    Excluded from the scheduling are the house known as The Mount, all boundary fences crossing the site, all existing telegraph poles and lamp stands and the modern surface of the Mount driveway and that to Spring Hill, although the land beneath all of the above is included.
    2) Defined as motte and bailey castle for MPP.
    3) It's likely that castle was built earlier than the C12th, since there is a motte at the site. Castle was probably sited near the Saxon settlement for which there is no evidence. It seems to have been substantially altered at some period after this, presumably by the Fitzalan family, and the defences made stronger.
    7) UID:334897 , check Link in Source form for additional information and sources.

    <1> English Heritage, Scheduled Ancient Monuments Record, SM 21808 (Scheduling record). SOX283.

    <1a> Victoria County History of Oxford, Vol II, p.323 (includes plan) (Serial). SOX252.

    <2> MPP Documents for Oxfordshire, S Lisk, 18.11.92 (Index). SOX259.

    <3> Additional Information in Detailed Record File, Chipping Norton Castle, by Amanda Chadburn (1980). (Index). SOX258.
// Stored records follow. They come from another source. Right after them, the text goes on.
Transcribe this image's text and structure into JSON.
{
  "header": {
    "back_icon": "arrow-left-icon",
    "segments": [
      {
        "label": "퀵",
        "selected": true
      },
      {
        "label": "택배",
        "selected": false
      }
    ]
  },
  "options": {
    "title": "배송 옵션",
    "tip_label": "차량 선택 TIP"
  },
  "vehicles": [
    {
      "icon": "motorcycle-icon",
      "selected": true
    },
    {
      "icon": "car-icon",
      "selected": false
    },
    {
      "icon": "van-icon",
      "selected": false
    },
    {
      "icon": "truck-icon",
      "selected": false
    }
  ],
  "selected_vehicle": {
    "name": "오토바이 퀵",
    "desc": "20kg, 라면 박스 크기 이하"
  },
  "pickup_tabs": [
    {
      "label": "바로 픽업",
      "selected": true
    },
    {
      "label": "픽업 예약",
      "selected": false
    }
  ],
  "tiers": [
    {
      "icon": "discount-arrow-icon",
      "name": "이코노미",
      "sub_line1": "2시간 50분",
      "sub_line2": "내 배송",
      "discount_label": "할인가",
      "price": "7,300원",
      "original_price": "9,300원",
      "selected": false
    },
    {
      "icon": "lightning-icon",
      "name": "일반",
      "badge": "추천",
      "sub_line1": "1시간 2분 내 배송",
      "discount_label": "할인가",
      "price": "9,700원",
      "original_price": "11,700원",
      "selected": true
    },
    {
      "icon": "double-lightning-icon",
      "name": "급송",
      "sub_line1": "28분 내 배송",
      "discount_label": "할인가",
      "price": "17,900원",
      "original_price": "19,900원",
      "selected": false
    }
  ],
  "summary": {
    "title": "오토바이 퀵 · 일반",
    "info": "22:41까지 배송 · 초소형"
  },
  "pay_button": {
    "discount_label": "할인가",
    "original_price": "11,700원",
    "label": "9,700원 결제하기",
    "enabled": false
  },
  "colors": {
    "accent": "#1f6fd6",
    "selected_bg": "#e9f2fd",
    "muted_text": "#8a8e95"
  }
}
    <4> Slide Cabinet, 4 aerial views (Photograph). SOX303.

    <5> OS Record Card, SP 32 NW 14 (Index). SOX273.

    <6> Black and White print photographs, 12 aerial views of site taken by Helicopter Training School, Netheravon (1972/3) (Photograph). SOX315.
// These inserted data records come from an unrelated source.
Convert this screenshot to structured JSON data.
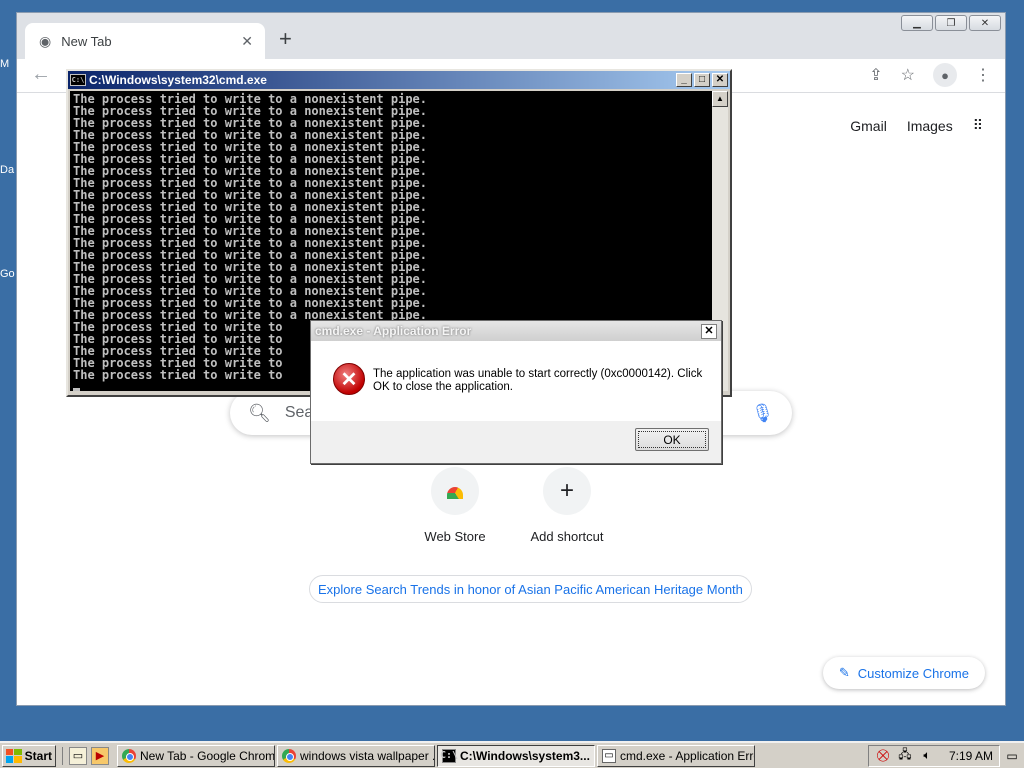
{
  "desktop": {
    "labels": [
      "M",
      "Da",
      "Go"
    ]
  },
  "chrome": {
    "tab_title": "New Tab",
    "tab_close": "✕",
    "new_tab": "+",
    "links": {
      "gmail": "Gmail",
      "images": "Images"
    },
    "search_placeholder": "Sear",
    "shortcuts": [
      {
        "label": "Web Store"
      },
      {
        "label": "Add shortcut"
      }
    ],
    "doodle_text": "Explore Search Trends in honor of Asian Pacific American Heritage Month",
    "customize_label": "Customize Chrome"
  },
  "cmd": {
    "title": "C:\\Windows\\system32\\cmd.exe",
    "line_text": "The process tried to write to a nonexistent pipe.",
    "line_count": 24,
    "partial_line": "The process tried to write to"
  },
  "dialog": {
    "title": "cmd.exe - Application Error",
    "message": "The application was unable to start correctly (0xc0000142). Click OK to close the application.",
    "ok_label": "OK",
    "close_glyph": "✕"
  },
  "taskbar": {
    "start_label": "Start",
    "tasks": [
      {
        "label": "New Tab - Google Chrome",
        "icon": "chrome-icon",
        "active": false
      },
      {
        "label": "windows vista wallpaper ...",
        "icon": "chrome-icon",
        "active": false
      },
      {
        "label": "C:\\Windows\\system3...",
        "icon": "cmd-icon",
        "active": true
      },
      {
        "label": "cmd.exe - Application Error",
        "icon": "dialog-icon",
        "active": false
      }
    ],
    "clock": "7:19 AM"
  },
  "colors": {
    "desktop": "#3a6ea5",
    "cmd_titlebar": "#0a246a",
    "error_red": "#c00000",
    "link_blue": "#1a73e8"
  }
}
    <7> Gloucestershire County Council, 2012, South-East Warwickshire and Cotswold Hills HLS National Mapping Programme (Unpublished document). SOX2978.


    <1a>Victoria County History of Oxford. Vol II, p.323 (includes plan). [Serial / SOX252]
    <1>English Heritage. Scheduled Ancient Monuments Record. SM 21808. [Scheduling record / SOX283]
    <2>MPP Documents for Oxfordshire. S Lisk, 18.11.92. [Index / SOX259]
    <3>Additional Information in Detailed Record File. Chipping Norton Castle, by Amanda Chadburn (1980).. [Index / SOX258]
    <4>Slide Cabinet. 4 aerial views. [Photograph / SOX303]
    <5>OS Record Card. SP 32 NW 14. [Index / SOX273]
    <6>Black and White print photographs. 12 aerial views of site taken by Helicopter Training School, Netheravon (1972/3). [Photograph / SOX315]
    <7>XY>Gloucestershire County Council. 2012. South-East Warwickshire and Cotswold Hills HLS National Mapping Programme. [Mapped feature: #51122 ] [Unpublished document / SOX2978]